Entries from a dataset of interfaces
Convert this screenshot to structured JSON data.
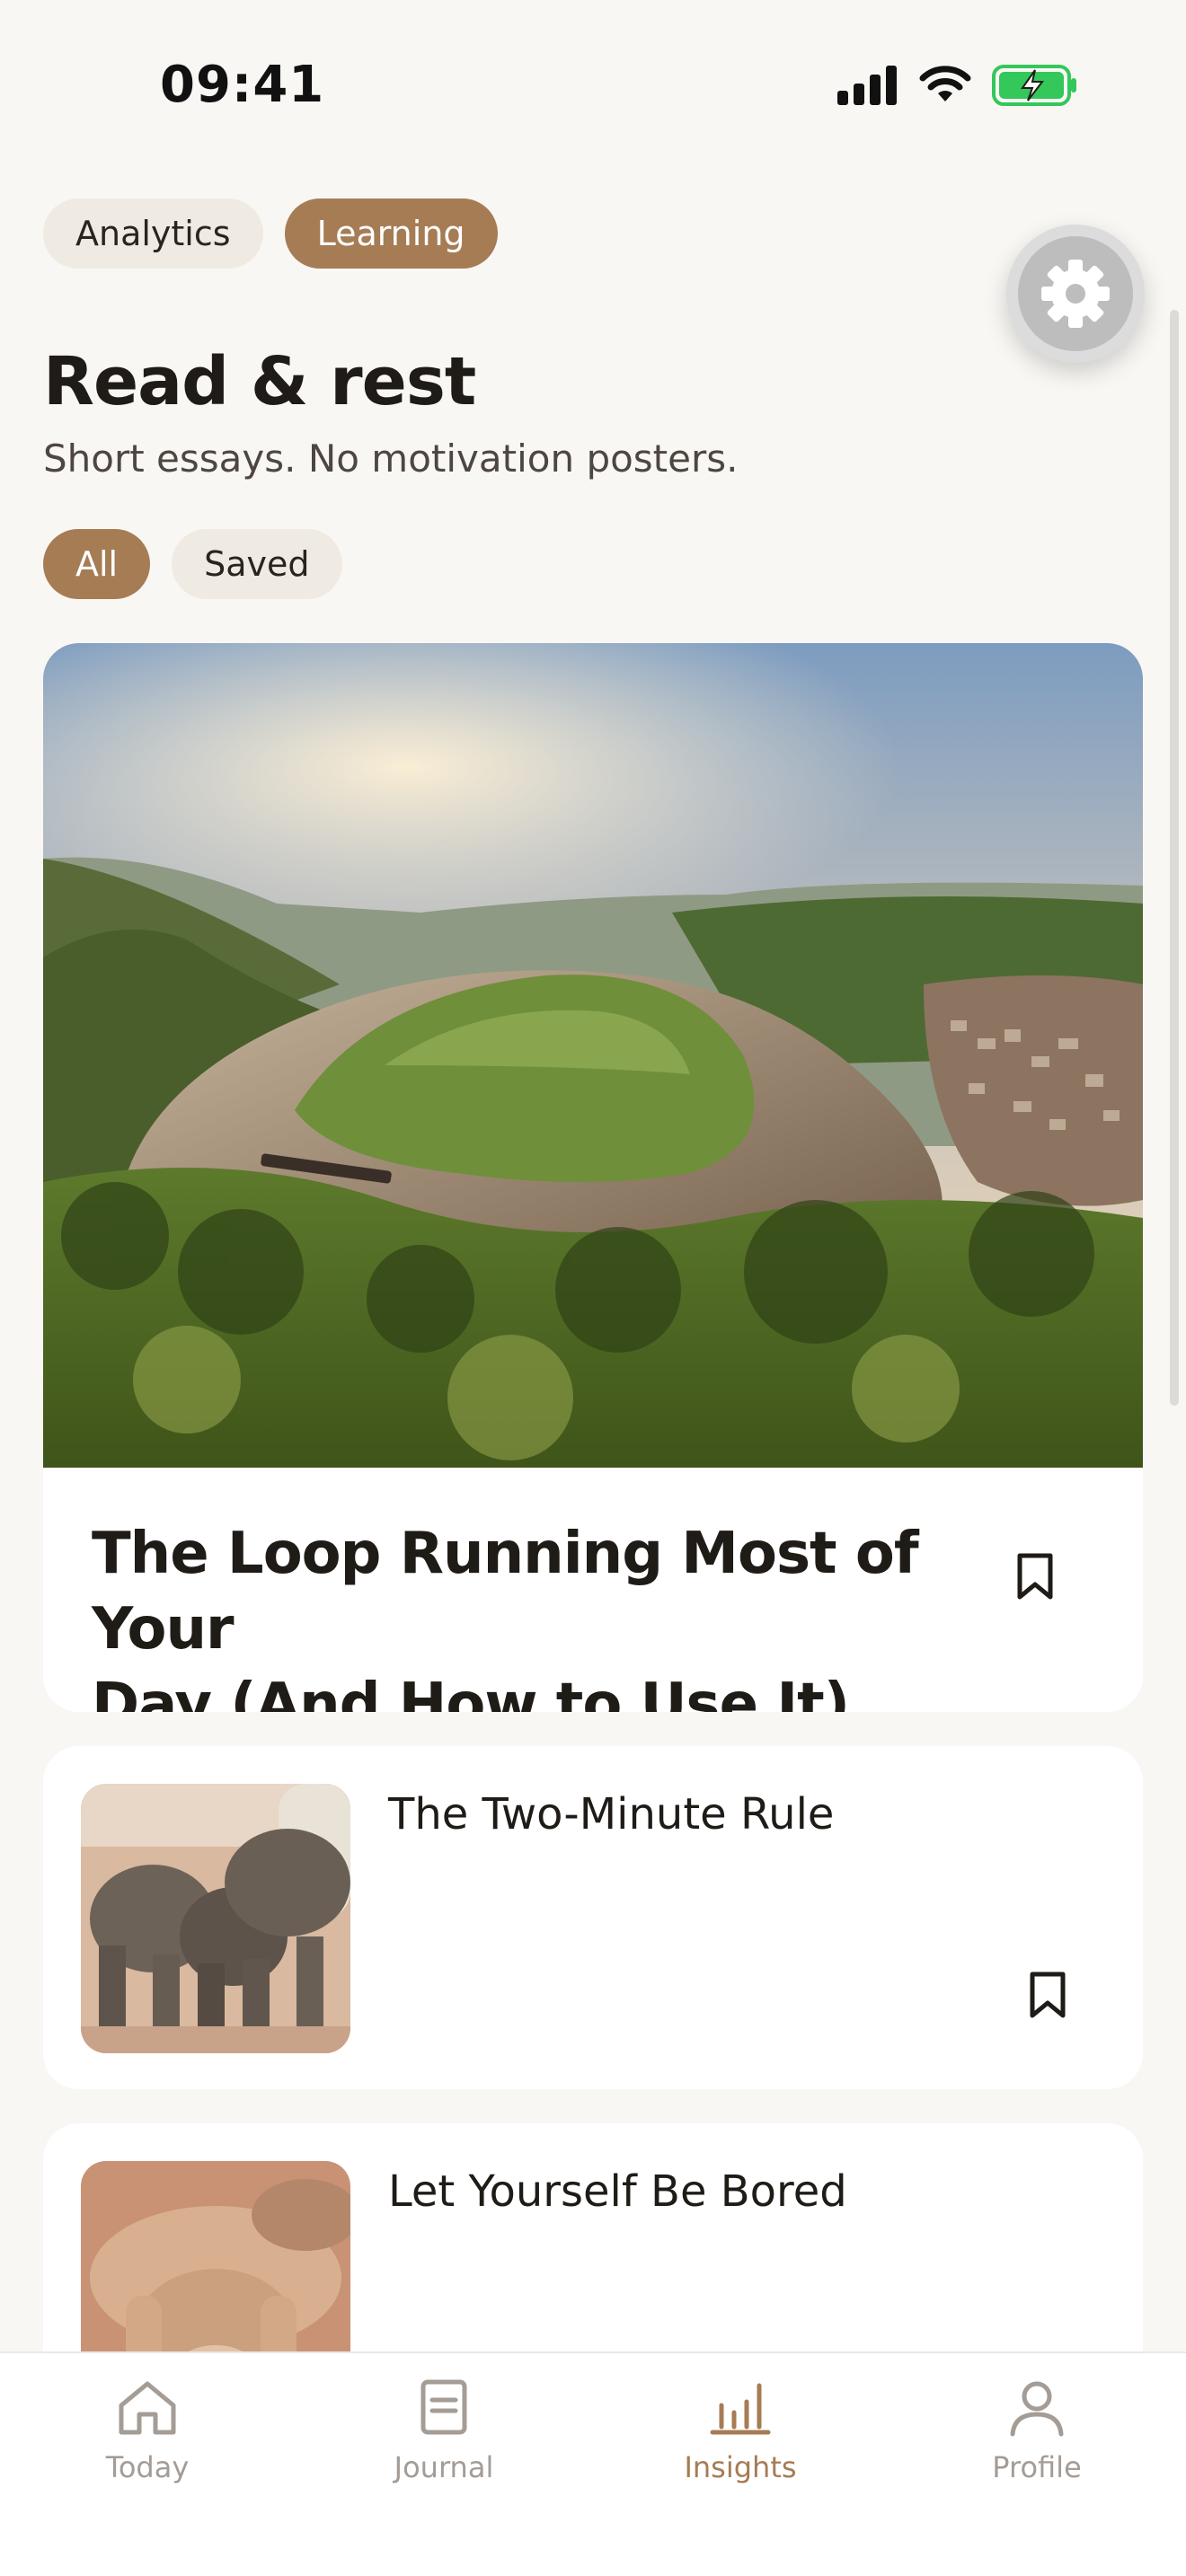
{
  "status_bar": {
    "time": "09:41"
  },
  "segments": [
    {
      "label": "Analytics",
      "active": false
    },
    {
      "label": "Learning",
      "active": true
    }
  ],
  "settings": {
    "icon": "gear-icon"
  },
  "header": {
    "title": "Read & rest",
    "subtitle": "Short essays. No motivation posters."
  },
  "filters": [
    {
      "label": "All",
      "active": true
    },
    {
      "label": "Saved",
      "active": false
    }
  ],
  "featured": {
    "title_line1": "The Loop Running Most of Your",
    "title_line2": "Day (And How to Use It)",
    "image": "river-bend-landscape",
    "saved": false
  },
  "articles": [
    {
      "title": "The Two-Minute Rule",
      "image": "elephants-photo",
      "saved": false
    },
    {
      "title": "Let Yourself Be Bored",
      "image": "resting-camel-photo",
      "saved": false
    }
  ],
  "nav": [
    {
      "label": "Today",
      "icon": "home-icon",
      "active": false
    },
    {
      "label": "Journal",
      "icon": "journal-icon",
      "active": false
    },
    {
      "label": "Insights",
      "icon": "bar-chart-icon",
      "active": true
    },
    {
      "label": "Profile",
      "icon": "person-icon",
      "active": false
    }
  ],
  "colors": {
    "accent": "#a67c55",
    "background": "#f9f7f4",
    "chip": "#efeae2",
    "nav_inactive": "#a49c95"
  }
}
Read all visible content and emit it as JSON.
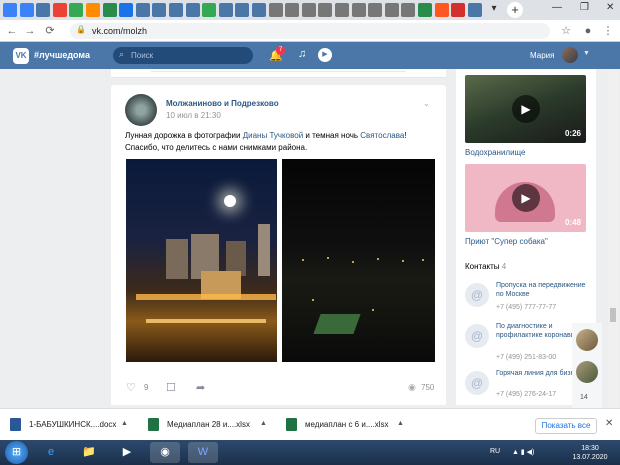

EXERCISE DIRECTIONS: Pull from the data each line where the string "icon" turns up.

ANSWER BELOW:
    "icon": "gear-icon"
      "icon": "home-icon",
      "icon": "journal-icon",
      "icon": "bar-chart-icon",
      "icon": "person-icon",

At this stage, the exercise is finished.